Larcom also said the city has 63 permanent Negro employees, about 12 per cent of its work force. “At present there are a number of job opportunities in the engineering, professional and law enforcement branches of city government. Applications by qualified applicants, Negroes and other minorities, are sought and welcome.” In the area of non-public employment, Larcom noted that the Employment Enterprises Development Corp., which works with the marginally employable, has received a $212,000 grant from the Office of Economic Opportunity to carry on its work.
Action has been taken by the Ann Arbor Public Schools to end “de facto” segregation, Larcom reported, noting that Jones School had been closed because of this and that the students were transported to other elementary school sites. “The Human Relations Commission is working with the School Board to implement practices to encourage the hiring of more Negro teachers,” Larcom said.
“The school director of personnel toured Negro colleges in an effort to recruit additional Negro staff,” he added. He also noted a “community agent” works with economically and culturally deprived families in the area. “A Negro has been appointed to this position. A Negro has also been appointed to a central administrative position as director of pupil personnel services,” he said.
Larcom also pointed to the HRC’s discussion series held in private homes, adding that the agency “has stimulated planning for a fall workshop to prepare teachers in the school system on effective ways to work with children of low-income families and is assisting in the planning and implementation of this program.”

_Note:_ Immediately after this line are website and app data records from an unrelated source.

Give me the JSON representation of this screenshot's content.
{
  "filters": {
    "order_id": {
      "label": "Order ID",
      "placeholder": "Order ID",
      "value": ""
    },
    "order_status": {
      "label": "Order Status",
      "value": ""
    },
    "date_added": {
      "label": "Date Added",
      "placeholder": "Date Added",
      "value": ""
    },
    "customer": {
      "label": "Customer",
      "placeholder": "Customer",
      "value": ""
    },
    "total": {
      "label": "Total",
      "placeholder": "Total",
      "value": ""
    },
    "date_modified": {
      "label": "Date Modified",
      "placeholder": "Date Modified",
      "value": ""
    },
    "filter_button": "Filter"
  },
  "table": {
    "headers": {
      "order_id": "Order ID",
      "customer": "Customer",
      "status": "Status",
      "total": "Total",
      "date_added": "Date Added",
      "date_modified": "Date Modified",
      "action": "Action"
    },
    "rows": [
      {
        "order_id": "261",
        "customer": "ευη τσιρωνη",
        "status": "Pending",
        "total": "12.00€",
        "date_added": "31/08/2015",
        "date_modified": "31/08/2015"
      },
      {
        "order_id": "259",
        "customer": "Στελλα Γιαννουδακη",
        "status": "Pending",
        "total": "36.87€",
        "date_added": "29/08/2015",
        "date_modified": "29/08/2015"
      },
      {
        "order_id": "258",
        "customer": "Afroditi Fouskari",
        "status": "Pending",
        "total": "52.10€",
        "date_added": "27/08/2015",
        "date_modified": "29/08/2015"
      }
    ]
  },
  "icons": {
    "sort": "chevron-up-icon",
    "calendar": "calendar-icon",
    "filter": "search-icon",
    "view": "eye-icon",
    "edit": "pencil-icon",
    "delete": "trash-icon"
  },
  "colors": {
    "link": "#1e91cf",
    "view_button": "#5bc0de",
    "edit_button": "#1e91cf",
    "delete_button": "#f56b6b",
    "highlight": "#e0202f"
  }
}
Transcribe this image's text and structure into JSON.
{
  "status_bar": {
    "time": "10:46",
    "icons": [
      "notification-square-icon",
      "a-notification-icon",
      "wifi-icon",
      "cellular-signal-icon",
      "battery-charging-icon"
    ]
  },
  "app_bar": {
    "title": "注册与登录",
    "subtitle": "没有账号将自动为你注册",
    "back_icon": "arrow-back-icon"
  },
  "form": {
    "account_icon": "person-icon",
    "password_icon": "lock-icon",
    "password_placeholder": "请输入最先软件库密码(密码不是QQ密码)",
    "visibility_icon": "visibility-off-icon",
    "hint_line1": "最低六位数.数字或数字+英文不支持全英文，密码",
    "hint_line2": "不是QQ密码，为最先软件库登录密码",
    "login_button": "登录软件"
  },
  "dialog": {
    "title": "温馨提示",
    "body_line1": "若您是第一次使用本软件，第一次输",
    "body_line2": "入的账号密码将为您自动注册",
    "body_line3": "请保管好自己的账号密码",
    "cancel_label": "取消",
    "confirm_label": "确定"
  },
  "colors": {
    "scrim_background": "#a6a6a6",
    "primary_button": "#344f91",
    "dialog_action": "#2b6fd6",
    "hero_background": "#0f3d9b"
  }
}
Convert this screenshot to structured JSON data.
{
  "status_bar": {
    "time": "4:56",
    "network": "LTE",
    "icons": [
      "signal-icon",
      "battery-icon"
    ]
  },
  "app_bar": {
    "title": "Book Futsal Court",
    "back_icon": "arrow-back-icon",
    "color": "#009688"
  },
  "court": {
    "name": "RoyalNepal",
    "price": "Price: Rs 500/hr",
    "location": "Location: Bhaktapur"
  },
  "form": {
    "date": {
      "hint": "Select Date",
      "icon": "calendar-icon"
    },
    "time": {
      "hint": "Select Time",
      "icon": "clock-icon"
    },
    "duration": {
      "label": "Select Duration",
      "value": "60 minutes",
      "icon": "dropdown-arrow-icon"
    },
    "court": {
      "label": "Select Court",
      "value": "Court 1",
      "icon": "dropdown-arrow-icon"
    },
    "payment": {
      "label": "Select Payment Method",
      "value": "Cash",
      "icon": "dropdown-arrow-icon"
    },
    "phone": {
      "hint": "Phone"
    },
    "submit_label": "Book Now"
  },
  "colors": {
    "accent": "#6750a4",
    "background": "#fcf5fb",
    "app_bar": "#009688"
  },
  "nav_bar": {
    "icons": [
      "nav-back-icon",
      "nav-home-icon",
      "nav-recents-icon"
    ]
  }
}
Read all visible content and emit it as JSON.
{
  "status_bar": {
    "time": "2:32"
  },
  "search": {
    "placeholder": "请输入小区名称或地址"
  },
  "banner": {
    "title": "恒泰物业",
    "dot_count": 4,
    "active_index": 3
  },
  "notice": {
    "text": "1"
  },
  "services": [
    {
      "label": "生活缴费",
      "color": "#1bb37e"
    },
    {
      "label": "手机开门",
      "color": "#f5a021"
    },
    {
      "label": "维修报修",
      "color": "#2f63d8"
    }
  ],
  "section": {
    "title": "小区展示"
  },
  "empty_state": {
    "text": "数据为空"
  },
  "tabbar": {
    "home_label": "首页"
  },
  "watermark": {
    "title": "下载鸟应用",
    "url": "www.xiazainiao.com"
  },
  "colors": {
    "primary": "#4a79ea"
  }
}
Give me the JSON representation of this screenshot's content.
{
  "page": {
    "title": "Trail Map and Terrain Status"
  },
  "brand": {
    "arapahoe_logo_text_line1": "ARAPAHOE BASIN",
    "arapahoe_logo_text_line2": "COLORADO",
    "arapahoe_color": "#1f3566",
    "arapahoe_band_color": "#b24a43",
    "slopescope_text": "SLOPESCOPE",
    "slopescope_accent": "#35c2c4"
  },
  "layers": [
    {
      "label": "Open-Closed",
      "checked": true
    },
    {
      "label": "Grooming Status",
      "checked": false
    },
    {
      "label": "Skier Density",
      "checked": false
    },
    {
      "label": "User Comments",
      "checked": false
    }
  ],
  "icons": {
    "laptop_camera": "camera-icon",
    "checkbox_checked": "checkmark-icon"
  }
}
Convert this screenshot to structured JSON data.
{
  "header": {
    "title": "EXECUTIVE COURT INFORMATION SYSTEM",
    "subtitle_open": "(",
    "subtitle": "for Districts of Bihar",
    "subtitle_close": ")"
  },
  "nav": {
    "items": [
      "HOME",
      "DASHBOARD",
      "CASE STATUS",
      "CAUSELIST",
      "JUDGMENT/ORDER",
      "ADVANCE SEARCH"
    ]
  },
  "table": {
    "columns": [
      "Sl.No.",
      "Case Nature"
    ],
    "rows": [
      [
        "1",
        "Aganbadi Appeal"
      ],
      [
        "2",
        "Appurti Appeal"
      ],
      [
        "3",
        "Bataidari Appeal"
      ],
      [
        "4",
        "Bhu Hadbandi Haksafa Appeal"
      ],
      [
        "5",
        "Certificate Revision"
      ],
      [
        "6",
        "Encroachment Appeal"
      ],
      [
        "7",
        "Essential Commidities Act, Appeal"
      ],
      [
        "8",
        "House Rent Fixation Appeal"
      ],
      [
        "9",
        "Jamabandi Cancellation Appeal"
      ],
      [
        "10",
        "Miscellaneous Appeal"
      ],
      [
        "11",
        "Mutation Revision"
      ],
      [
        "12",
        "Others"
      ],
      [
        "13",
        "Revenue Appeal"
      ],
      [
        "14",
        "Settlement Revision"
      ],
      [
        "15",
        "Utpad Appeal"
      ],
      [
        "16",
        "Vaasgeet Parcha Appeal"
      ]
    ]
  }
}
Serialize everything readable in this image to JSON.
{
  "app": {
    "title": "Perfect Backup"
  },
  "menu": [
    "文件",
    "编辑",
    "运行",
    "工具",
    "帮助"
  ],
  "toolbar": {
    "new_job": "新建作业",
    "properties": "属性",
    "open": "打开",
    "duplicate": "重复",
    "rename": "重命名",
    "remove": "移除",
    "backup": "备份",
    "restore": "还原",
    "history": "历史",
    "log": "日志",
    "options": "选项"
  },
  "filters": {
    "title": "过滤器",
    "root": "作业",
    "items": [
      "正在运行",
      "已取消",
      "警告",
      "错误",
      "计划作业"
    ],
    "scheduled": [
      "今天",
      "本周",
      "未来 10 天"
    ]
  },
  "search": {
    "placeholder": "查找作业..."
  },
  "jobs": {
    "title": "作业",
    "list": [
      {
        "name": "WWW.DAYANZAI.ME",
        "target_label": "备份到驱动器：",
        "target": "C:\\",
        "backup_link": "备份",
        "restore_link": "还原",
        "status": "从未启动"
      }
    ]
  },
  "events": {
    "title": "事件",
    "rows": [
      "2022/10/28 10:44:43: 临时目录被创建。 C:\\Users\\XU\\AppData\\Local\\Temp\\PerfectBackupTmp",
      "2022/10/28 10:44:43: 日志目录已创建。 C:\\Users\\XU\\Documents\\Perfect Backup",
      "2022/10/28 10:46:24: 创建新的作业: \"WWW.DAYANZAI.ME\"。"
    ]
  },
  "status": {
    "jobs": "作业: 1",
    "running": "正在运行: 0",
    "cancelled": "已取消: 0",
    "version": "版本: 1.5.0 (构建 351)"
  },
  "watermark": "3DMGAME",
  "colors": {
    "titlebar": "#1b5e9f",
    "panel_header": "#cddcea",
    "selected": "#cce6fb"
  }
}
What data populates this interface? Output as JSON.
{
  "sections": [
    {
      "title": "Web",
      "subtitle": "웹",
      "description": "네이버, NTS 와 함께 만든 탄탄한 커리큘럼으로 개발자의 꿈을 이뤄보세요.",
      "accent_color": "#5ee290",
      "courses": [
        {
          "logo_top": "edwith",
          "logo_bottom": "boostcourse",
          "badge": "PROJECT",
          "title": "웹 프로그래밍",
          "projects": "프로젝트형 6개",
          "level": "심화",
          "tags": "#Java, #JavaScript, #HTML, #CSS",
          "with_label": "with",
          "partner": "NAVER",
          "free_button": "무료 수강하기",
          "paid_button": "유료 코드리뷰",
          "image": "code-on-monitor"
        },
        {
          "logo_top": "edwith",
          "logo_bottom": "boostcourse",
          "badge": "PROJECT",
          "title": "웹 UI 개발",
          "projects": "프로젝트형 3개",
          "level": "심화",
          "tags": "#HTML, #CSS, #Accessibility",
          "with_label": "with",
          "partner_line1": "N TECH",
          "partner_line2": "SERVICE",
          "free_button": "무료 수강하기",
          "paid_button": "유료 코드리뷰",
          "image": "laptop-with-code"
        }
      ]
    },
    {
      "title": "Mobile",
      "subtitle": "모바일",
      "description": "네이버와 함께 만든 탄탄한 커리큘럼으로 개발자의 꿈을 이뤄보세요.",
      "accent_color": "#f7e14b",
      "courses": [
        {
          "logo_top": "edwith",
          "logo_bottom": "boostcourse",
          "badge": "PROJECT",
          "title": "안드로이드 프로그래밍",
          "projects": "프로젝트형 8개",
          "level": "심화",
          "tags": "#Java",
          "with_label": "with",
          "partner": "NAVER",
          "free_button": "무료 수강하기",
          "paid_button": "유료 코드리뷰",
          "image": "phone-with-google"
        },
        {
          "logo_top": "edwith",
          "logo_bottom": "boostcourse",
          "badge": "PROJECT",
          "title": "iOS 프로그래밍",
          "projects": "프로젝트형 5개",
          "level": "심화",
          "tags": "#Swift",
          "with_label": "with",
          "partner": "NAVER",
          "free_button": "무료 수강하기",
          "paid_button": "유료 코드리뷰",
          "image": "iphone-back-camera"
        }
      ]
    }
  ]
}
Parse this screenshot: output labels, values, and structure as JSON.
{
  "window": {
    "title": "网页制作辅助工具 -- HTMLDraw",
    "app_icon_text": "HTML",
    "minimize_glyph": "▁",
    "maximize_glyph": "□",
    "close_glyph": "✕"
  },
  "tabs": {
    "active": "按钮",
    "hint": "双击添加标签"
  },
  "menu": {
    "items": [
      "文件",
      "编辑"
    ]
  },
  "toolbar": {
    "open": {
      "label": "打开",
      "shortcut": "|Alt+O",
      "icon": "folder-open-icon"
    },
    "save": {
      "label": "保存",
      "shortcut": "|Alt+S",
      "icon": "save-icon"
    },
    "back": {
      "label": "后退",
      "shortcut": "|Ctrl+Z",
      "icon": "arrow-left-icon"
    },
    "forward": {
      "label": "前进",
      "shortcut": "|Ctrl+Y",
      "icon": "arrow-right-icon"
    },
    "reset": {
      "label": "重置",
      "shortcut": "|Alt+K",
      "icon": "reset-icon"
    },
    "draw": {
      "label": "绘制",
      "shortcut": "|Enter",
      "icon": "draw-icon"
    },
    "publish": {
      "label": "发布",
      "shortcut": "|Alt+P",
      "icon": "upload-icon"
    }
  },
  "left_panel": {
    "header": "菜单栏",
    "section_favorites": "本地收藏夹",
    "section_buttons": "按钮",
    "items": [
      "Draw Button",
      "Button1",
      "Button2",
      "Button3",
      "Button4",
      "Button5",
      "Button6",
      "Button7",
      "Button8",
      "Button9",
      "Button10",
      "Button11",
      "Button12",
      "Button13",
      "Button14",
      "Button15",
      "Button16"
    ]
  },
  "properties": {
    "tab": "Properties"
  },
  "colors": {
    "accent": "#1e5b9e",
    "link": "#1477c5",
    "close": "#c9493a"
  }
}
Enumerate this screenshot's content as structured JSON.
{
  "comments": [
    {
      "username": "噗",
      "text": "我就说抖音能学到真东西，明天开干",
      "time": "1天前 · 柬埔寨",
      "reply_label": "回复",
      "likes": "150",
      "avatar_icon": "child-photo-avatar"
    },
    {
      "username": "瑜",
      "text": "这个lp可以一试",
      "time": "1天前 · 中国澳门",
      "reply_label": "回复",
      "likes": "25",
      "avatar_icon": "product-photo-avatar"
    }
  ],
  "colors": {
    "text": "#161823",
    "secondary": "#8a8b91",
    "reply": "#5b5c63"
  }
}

The report also mentioned the establishment of a community college in the county “to provide an occupational training educational opportunity for students who would otherwise not go to college.”
“The city of Ann Arbor was a leader in the formation of the Washtenaw County Citizens’ Committee for Economic Opportunity to develop active programs in other areas of civil rights concern,” Larcom continued, listing the several programs that have been approved by this committee.
In addition to the work of the city government, Larcom also said “the citizens of Ann Arbor for the past several years have shown great public interest in the problems of civil rights and racial relations.” He said the following organizations are typical of this interest: The Conference on Religion and Race, the Civil Rights Coordinating Council, Housing Opportunities Made Equal, and the “NAACP, CORE and other organizations, have continuously worked for new objectives and goals for the community.”
“Ann Arbor, of course, is only one of many communities within commuting distance of the proposed site for the atomic accelerator since the whole Detroit area is available, and presumably the (Atomic Energy) Commission will be concerned with conditions in these other communities,” Larcom said.
“As the home of the University of Michigan and as the nearest large city, Ann Arbor takes special pride in giving these assurances of a good living environment for all people,” he concluded.
National Association for the Advancement of Colored People (NAACP)
Atomic Energy Commission AEC
Ann Arbor Human Relations Commission
Ann Arbor Housing Commission
Ann Arbor Board of Realtors
Employment Enterprises Development Corporation
Ann Arbor Public Schools
Washtenaw County Citizens Committee for Economic Opportunity
Ann Arbor-Washtenaw Conference on Religion and Race
Ann Arbor Civil Rights Coordinating Council
Housing Opportunities Made Equal
Congress of Racial Equality (CORE)
Ann Arbor News
Guy C. Larcom Jr.
Glenn T. Seaborg
Albert H. Wheeler